My sister jubilantly texted me the other day that You’ll Be Back from the Hamilton soundtrack is now available on Spotify.
In case you don’t know it, it’s also on YouTube – and the musical’s version of King George III is hilarious.
It also serves as a good reminder that the UK’s relationship with the US is very different from ours, when George gloats: “You’ll be back, soon, you’ll see/ You’ll remember you belong to me”.
That never quite worked out, but something is back, at least in Germany: a wave of anti-Americanism. Or to be more accurate, it never fully vanished.
There’s the moderate left, whose “Ami, go home” slogans were largely based on an anti-nuclear, pacifist sentiment.
When Donald Trump announced he would pull US troops out of Germany (a decision Joe Biden thankfully reversed), the influential chairman of the governing SPD’s parliamentary group, Rolf Mützenich, asked him to go ahead and also take US nuclear weapons with him, because we should liberate ourselves from the “scourge of nuclear deterrence”.
Our now-president, then foreign minister Frank-Walter Steinmeier, called Nato exercises in the Baltics “sabre rattling”. And when criticised by the late Senator John McCain for chumming up to Russia, he threw the famous line “If you only have a hammer, every problem looks like a nail” at him.
In addition to the moderates, there’s the old and new radical left, open to Soviet and Putin propaganda accusing the US of imperialist militarism (an accusation hardly ever directed eastward).
And then there’s the old and new radical right, blaming the US for Adolf’s Reich falling very short of the envisaged 1,000 years.
They often share an anti-capitalist sentiment, and at times German anti-Americanism is a more outspoken version of antisemitism.
Political scientist Ernst Fraenkel, who emigrated to the US in 1938, primarily focused on refuting authoritarian state doctrines upon his return to Germany in 1950. But a decade later he found himself confronted with the 1960s radical student movement in Berlin and its aggressive anti-Americanism.
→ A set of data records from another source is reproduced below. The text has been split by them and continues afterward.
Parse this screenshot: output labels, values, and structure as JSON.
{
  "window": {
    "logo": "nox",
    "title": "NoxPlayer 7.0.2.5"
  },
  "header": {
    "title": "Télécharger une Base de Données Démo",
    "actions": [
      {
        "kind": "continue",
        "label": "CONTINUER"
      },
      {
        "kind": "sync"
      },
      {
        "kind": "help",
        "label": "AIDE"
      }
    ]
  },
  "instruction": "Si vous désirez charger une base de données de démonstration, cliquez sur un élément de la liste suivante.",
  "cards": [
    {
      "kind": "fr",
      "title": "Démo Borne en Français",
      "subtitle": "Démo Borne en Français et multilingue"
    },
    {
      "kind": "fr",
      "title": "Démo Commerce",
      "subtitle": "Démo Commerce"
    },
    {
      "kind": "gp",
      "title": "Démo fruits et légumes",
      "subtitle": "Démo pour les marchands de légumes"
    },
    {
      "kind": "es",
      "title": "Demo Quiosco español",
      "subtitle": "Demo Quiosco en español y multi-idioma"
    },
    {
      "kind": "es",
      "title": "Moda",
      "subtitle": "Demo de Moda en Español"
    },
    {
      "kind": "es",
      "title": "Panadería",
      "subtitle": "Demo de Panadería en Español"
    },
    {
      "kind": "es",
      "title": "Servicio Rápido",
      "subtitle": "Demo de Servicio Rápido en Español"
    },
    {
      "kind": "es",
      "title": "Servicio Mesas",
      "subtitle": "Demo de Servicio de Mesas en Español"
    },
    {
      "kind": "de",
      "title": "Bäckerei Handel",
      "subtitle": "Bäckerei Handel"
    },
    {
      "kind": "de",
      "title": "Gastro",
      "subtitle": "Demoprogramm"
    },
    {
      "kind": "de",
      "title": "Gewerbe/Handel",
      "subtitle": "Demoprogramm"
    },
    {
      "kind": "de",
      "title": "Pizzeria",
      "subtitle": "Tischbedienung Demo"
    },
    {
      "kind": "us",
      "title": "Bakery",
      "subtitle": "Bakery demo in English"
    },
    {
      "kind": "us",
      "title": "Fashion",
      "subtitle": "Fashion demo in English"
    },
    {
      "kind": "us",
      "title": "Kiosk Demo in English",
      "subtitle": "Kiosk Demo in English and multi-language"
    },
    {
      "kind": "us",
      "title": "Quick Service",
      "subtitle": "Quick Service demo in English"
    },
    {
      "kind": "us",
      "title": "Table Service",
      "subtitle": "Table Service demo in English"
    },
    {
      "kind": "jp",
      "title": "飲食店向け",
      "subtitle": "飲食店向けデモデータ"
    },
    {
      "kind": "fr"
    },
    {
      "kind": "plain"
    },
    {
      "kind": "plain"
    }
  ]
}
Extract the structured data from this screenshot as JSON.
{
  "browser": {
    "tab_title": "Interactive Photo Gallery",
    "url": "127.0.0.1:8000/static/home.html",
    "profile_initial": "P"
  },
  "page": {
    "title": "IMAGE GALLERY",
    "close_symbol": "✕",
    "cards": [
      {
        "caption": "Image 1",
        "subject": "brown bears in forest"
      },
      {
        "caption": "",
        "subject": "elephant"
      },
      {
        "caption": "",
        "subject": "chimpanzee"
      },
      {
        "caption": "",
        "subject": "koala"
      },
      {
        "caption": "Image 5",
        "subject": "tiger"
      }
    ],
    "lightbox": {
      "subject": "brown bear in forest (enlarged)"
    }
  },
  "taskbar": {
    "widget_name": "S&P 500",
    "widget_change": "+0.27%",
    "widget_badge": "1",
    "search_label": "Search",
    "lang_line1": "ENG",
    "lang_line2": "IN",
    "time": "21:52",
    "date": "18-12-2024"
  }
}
Fraenkel, the Holocaust survivor, was suddenly labelled reactionary, and thought about emigrating a second time.
This century, the Iraq war, Guantanamo, NSA tapping Merkel’s mobile phone and Donald Trump as the personified dumb, money-and-pussy-grabbing cliche did a good deal to raise anti-US feelings again.
Russia’s invasion of Ukraine has surfaced something new, however: for many Germans, America is guilty of Russia’s war.
A quick disclaimer: I’m affiliated with a transatlantic Club called Atlantik-Brücke, which celebrated its 70th anniversary just last week. So you don’t have to guess where I stand. But early on I found Graham Greene very sobering against naivety towards the US.
Since February 24, I have been confronted with lines like “Nato surrounded Russia and they had to defend themselves,” mostly coming from the fringes.
I also wasn’t surprised that a University of Vienna poll found that a majority of the unvaccinated both in Austria and Germany do partly blame the US for the war. Obviously, if you think Bill Gates wants to control your mind then it isn’t far-fetched to believe poor Putin is up against a global elite secretly pulling the strings.
What increasingly worries me is the number of inoculated people I have met over the last months, ranting about “warmongering Americans”. Because it’s not the usual suspects.
Anti-Americanism has reached middle-class liberal conservatives, who fear the prospect of Germany’s economy losing its competitive advantage (and hundreds of thousands of jobs, thanks to energy prices soaring) and are jealous of those benefiting from it. I’m stunned to hear usually US-friendly people say: “The US don’t have any interest in ending this war. We have to buy their gas, as they always wanted us to, and they can sell their weapons.”
Never mind that US weapons will be in high demand for decades even if the war ends tomorrow, thanks to Mad Vlad starting it in the first place. And, so far, I don’t see Joe Biden’s popularity polls skyrocketing.
The resentment rises beyond the level of Stammtisch-Parole (pub talk). It is even voiced publicly, recently by well-known entrepreneur Wolfgang Grupp: “It’s the American who controls everything behind the scenes, to remain the sole world power”. We should “ask ourselves whether this war isn’t first and foremost serving US interests”.
No wonder these circles also claim US warships blew up Nord Stream 2. So while Putin isn’t successful militarily, he’s doing a great job on the disinformation front in Germany. And with our old and new prejudices, we have to be careful not to turn into Putin’s useful idiots